A new study looking at variations in past sea ice cover in the Norwegian Sea found the shrinkage and growth of ice was instrumental in several abrupt climate changes between 32,000 and 40,000 years ago.
The growth or shrinkage of sea ice is often viewed as a symptom of climate change, but new research shows it may have played a more causative role in abrupt climate changes thousands of years ago.
The study, which was published today in Science Advances, examined sediment core extracted from the Southern Norwegian sea to find that there were dramatic changes in the sea ice cover 32,000 to 40,000 years ago.
UNSW Scientia Fellow Dr. Laurie Menviel who works with the Climate Change Research Centre performed numerical model simulations of climate conditions that highlighted the tight coupling between the Atlantic Meridional Overturning Circulation and sea-ice cover in the Norwegian Sea.
The study, which was led by Dr. Henrik Sadatzki from the Department of Earth Science and Bjerknes Centre for Climate Research, University of Bergen (Norway), analysed marine sediment cores from the Norwegian sea to reconstruct changes in sea ice during the last glacial period, focusing on the abrupt climate change events. This was complemented by climate model simulations of the last glacial period.
The abrupt climate changes – known as Dansgaard–Oeschger climate events – had global implications and comprised temperature shifts of up to 15°C over the Greenland ice sheet and happened within decades.
While the underlying mechanisms of these dramatic changes are not yet fully understood, the study confirms that changes in sea ice cover in the Norwegian Sea played a key role in driving the enigmatic events.
It is now believed that initial sea ice reduction started before the abrupt warming over Greenland, and that sea ice expansion started before the end of the warm periods in the same area.
“To reach this conclusion, we looked at specific organic molecules in a sediment core from the southern Norwegian Sea, one of which was produced by algae that live in sea ice and others that were produced by organisms living in open, ice-free waters thousands of years ago.” Dr. Menviel says.
The data suggest that there were substantial changes in the sea ice cover in the southern Norwegian Sea between 32,000 and 40,000 years ago, according to Dr. Sadatzki.
“Most extensive sea ice conditions occurred at the onsets and early parts of cold periods over Greenland and the most pronounced open-ocean conditions occurred at the onsets of the abrupt changes to warm periods over Greenland,” he says.
Dr. Menviel says that the transient numerical simulations she performed highlighted the link between past changes in sea-ice in the Norwegian Sea, and the large-scale Atlantic meridional oceanic circulation.
“This provided us with an indication of the sensitivity of the system and showed the interplay between sea ice in this area, the oceanic circulation and climate,” she says.
The research suggests an enhanced sea ice cover contributed to insulation of the cold, high-latitude atmosphere from relatively warmer waters that were present in the Norwegian Sea beneath the sea ice lid.
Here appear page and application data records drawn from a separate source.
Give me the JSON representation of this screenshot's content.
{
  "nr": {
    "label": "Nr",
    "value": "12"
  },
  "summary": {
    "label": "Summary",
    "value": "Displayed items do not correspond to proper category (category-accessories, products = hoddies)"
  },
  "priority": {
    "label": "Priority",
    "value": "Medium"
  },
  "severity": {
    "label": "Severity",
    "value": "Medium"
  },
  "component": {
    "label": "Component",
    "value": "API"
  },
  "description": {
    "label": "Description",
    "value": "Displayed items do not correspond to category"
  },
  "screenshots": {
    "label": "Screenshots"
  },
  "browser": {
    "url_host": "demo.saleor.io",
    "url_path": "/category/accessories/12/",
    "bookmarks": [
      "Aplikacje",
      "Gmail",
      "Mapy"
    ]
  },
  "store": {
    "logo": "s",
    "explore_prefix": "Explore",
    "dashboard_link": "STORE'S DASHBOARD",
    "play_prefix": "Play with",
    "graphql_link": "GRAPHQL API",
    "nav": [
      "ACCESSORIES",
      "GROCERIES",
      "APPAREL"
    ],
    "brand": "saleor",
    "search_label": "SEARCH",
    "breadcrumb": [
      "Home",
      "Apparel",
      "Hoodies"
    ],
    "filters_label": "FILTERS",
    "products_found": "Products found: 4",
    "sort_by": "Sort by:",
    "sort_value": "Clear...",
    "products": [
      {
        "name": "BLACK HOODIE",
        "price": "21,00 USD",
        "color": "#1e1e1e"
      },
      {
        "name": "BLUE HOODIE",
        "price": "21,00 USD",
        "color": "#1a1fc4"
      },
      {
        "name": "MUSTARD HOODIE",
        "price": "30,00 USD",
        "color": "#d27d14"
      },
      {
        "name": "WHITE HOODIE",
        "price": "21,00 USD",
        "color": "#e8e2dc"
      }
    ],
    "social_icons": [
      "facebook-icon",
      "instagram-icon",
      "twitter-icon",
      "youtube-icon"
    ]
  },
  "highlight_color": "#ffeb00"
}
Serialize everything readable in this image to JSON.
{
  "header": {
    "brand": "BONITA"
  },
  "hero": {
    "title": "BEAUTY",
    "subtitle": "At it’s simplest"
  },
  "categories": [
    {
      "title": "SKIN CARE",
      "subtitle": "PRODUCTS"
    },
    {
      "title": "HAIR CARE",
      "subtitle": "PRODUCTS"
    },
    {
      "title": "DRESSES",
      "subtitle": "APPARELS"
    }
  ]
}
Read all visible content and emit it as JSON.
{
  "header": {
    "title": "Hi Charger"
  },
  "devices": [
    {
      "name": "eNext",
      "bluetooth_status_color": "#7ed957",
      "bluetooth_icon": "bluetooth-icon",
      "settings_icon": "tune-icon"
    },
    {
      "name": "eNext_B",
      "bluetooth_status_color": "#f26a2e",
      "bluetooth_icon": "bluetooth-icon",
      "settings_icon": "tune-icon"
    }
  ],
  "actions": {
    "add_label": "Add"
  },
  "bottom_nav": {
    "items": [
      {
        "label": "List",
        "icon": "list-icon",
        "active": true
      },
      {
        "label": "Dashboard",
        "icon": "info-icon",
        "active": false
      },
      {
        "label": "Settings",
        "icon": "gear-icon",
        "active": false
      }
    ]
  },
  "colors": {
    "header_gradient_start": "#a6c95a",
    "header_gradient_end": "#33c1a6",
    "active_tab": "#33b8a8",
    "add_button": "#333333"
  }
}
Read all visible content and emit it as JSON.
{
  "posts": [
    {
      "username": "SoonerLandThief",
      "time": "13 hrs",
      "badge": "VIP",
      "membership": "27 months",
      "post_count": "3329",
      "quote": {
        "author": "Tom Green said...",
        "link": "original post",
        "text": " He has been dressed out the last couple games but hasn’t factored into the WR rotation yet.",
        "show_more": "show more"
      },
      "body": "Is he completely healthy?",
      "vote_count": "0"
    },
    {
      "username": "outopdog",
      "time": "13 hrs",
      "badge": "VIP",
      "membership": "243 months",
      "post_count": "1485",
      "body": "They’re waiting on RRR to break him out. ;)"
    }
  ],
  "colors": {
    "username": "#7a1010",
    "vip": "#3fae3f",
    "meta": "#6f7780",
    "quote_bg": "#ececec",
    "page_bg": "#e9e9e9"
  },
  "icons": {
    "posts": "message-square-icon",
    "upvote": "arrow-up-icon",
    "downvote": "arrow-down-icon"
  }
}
In turn, sea ice reduction allowed for heat release from the exposed Norwegian Sea waters to the atmosphere, which was a prime ingredient in shaping the abrupt warming of the Dansgaard-Oeschger climate events in Greenland.
These events have stirred lots of interest in documenting that the climate system contains mechanisms that may lead to large, abrupt and surprising climate changes.
“Our results form a major step forward in our understanding of abrupt climate changes,” Dr. Sadatzki says.
The new observations suggest that the sea ice changes in the southern Norwegian Sea were an integral part of oceanic and atmospheric processes, which led to the abrupt glacial climate changes in Greenland and over large parts of the world.